personal e-mails before) I was involved peripherally in Cantat and in the
later transistor cable systems. I can conform the cable was a nominal 50
ohms. What you have to remember is that a whole load of this was under many
thousands of feet of water, which presumably has some effect on the
dimensions !! I must ask one of my old buddies if 54 ohm coax cable becomes
50 ohms if you squeeze it hard !! I can also confirm the + / - 7kV power
feed to the ends. One of the jobs I had was advising on protecting the
transistor amps in the later cables from the eventuallity of a disgruntled
fisherman taking his axe to a trawl-snagged cable. You can imagine what
happens when 7000m of 50ohm coax (300pF per metre) charged up to 7kV is
suddenly shorted by the axe blade. I understand from oft repeated anecdotes
that the result was quite spectacular, and there was not a lot of a
"lumberjack style" long-handle axe blade left afterwards. Also the axeman
had somwhat of a headache and tingling feeling, after he picked himself up.
We must have been reasonable successful as I dont believe we lost a single
repeater to that cause.
Geomag storms were a problem.....it is quite some antenna when you get a
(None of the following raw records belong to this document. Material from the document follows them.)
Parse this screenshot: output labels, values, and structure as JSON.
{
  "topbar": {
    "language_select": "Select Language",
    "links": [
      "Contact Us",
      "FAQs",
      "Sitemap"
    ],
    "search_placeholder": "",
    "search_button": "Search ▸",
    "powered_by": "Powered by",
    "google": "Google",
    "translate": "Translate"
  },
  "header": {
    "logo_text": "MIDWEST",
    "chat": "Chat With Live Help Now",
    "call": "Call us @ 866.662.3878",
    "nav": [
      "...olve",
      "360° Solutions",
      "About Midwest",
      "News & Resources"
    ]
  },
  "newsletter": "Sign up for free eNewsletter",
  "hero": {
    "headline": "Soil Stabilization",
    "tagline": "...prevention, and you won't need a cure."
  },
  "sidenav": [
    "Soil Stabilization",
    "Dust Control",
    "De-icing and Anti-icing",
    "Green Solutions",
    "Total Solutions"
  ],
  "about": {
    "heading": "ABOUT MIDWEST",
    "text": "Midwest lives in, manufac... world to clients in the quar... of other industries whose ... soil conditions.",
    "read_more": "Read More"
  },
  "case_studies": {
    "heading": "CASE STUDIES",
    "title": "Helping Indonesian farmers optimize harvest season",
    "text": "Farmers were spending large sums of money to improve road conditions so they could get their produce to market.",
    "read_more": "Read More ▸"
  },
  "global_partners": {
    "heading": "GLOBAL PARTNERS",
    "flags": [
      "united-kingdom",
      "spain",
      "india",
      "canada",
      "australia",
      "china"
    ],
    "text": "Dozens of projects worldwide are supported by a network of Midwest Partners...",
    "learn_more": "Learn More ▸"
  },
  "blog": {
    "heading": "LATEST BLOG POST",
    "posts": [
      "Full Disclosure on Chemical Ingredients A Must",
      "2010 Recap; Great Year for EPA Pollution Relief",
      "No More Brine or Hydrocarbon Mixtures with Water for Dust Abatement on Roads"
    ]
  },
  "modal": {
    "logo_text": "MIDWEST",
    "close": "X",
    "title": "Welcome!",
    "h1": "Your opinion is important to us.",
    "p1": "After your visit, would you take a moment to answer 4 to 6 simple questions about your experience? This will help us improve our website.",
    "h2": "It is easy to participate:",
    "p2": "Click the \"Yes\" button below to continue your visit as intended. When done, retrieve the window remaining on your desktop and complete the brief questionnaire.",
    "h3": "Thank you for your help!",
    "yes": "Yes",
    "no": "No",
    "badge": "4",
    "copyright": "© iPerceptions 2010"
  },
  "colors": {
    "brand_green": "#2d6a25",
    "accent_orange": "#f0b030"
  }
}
signal of about 4kV at the terminals !! I think it operated like a
center-tapped single turn loop...more like a simple generator. It was usual
to lose an hour or so of traffic time I believe when conditions were bad. I
only think I am glad it was not me manning the power-feed shed on some
lonely beach under those conditions.
In Cantat the amps consisted of 3 valves in cascade (sons of the SP41 !!)
sat in the middle of a bridge of directional filters so that it amplified
sigs going both ways. The DC was stripped off by a LPF and the HT was
developed across zener I believe. I have a sample of the later
Yes the path loss may have been more than the Satellite link, but it didnt
cost as much to lay and commission. I have not checked but I believe the
cable is still usable over 40 years after it was commissioned, but I suspect
a lot of the terminal gear has been stripped out. I bet there is not a lot
of life in Telstar !!
Back to topic ....would the fact that TV cable is normally semi air spaced
account for the use of 72 ohms for our (in UK anyway) TV feeder??
Cheers de Alan G3NYK